The BBC have published a list of novels that shaped our world to mark the th anniversary of the English language novel. But I think the way certain stories or language or ideas from certain novels work their way into public and political dialogue can really have a big impact - both on popular culture and the values of society.
Of course, one of the best things about a list like this is hearing what books people think ought to be added onto it. What do you think about the novels on the list? What others would you add? Elizabeth Strout is a favourite author of mine not only because she writes so beautifully and movingly about the lives of ordinary people, but I often feel a special personal connection to her fiction which is so often set in Maine - where I also grew up.
This means her characters and their culture feel so immediately recognizable and familiar to me. Olive is loveable in spite of or maybe because of being such an irascible, strong-willed individual. As I talked about in a video earlier this year, I love how this form of novel gives a more rounded picture of a group of characters since you get a series of individual perspectives but also better see their relationships and perspectives on each other.
Later parts of this new novel bring certain characters together and you discover what happened to them after their individual sections conclude. In some sections Olive only makes a brief appearance or is referred to glancingly, but essentially this novel revolves around her. One of the interesting recurrences in this novel are moments where characters are so shocked and unsettled by unexpected incidents that they remember them throughout their lives.
Editorial Reviews. Review. Praise for An Absence So Great “Life is really made of: the settings, props, and poses we encounter, then put aside so we can cherish. Did photography replace an absence in her life or expose the truth of her heart's emptiness? While growing in confidence as a photographer, eighteen-year-old.
This is such a true mark of individual experience in how certain occurrences like this will doggedly and inexplicably stick with us. I appreciated how the novel uses different stories to trace the transforming moral values of the culture over many years and different generations. One section concerns a daughter who returns home to inform her parents she works as a dominatrix and that a documentary has been made about her.
Meanwhile, her father participates in Civil War re-enactments to physically inhabit an idea of the past. This contrast of activities creatively shows how we test the limits of our identities by inhabiting different modes of being. I loved having this chance to fictionally meet Olive again.
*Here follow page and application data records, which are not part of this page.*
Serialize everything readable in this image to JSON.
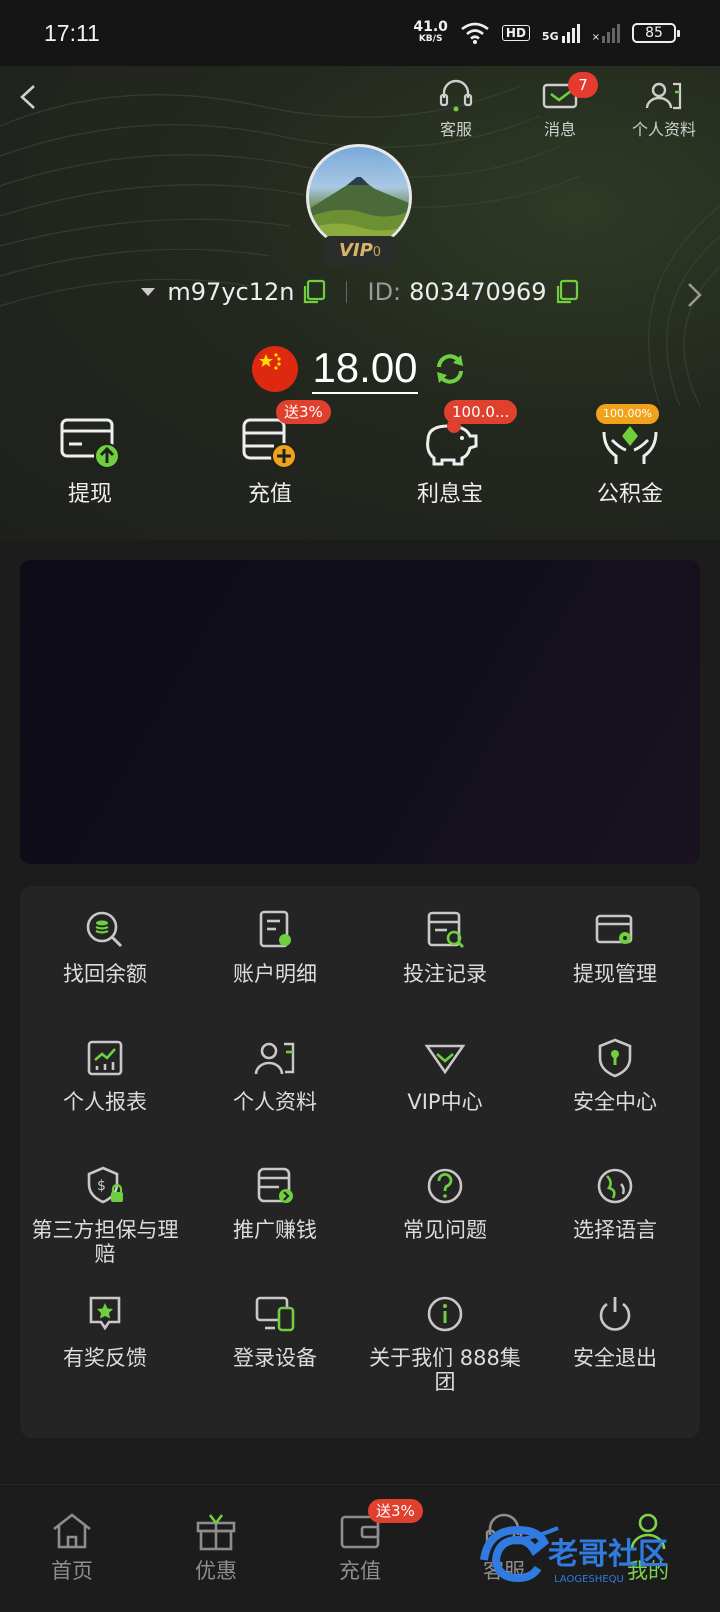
{
  "status_bar": {
    "time": "17:11",
    "net_speed": "41.0",
    "net_unit": "KB/S",
    "hd": "HD",
    "signal": "5G",
    "battery": "85"
  },
  "header": {
    "top_icons": [
      {
        "label": "客服",
        "icon": "headset-icon"
      },
      {
        "label": "消息",
        "icon": "mail-icon",
        "badge": "7"
      },
      {
        "label": "个人资料",
        "icon": "profile-card-icon"
      }
    ],
    "vip_text": "VIP",
    "vip_level": "0",
    "username": "m97yc12n",
    "id_label": "ID:",
    "id_value": "803470969",
    "balance": "18.00"
  },
  "actions": [
    {
      "label": "提现",
      "icon": "withdraw-card-icon",
      "badge": ""
    },
    {
      "label": "充值",
      "icon": "deposit-icon",
      "badge": "送3%"
    },
    {
      "label": "利息宝",
      "icon": "piggy-bank-icon",
      "badge": "100.0..."
    },
    {
      "label": "公积金",
      "icon": "fund-hands-icon",
      "badge": "100.00%"
    }
  ],
  "menu": [
    {
      "label": "找回余额",
      "icon": "recover-balance-icon"
    },
    {
      "label": "账户明细",
      "icon": "account-detail-icon"
    },
    {
      "label": "投注记录",
      "icon": "bet-record-icon"
    },
    {
      "label": "提现管理",
      "icon": "withdraw-manage-icon"
    },
    {
      "label": "个人报表",
      "icon": "report-chart-icon"
    },
    {
      "label": "个人资料",
      "icon": "profile-icon"
    },
    {
      "label": "VIP中心",
      "icon": "vip-diamond-icon"
    },
    {
      "label": "安全中心",
      "icon": "shield-icon"
    },
    {
      "label": "第三方担保与理赔",
      "icon": "guarantee-shield-icon"
    },
    {
      "label": "推广赚钱",
      "icon": "promote-icon"
    },
    {
      "label": "常见问题",
      "icon": "question-icon"
    },
    {
      "label": "选择语言",
      "icon": "globe-icon"
    },
    {
      "label": "有奖反馈",
      "icon": "feedback-star-icon"
    },
    {
      "label": "登录设备",
      "icon": "devices-icon"
    },
    {
      "label": "关于我们 888集团",
      "icon": "info-icon"
    },
    {
      "label": "安全退出",
      "icon": "power-icon"
    }
  ],
  "tabs": [
    {
      "label": "首页",
      "icon": "home-icon"
    },
    {
      "label": "优惠",
      "icon": "gift-icon"
    },
    {
      "label": "充值",
      "icon": "wallet-icon",
      "badge": "送3%"
    },
    {
      "label": "客服",
      "icon": "headset-icon"
    },
    {
      "label": "我的",
      "icon": "user-icon",
      "active": true
    }
  ],
  "watermark": {
    "text": "老哥社区",
    "sub": "LAOGESHEQU"
  },
  "colors": {
    "accent_green": "#6fcf3f",
    "badge_red": "#e0402e",
    "badge_gold": "#f1a21b",
    "bg": "#1b1c1b"
  }
}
More than that, this is a novel filled with so much humanity and exhibits a rare honesty about our relationships and individual foibles. The writer and her husband discuss the moral complexity of this situation and its emotional impact on all the characters involved. And while listening to her describe details of the plot and characterizations, the husband grows increasingly frustrated at the liberties the wife takes in borrowing names and situations from their real life and putting them in her novel.
But it also raises questions about the dynamic interplay between the imagination and sex as a physical act.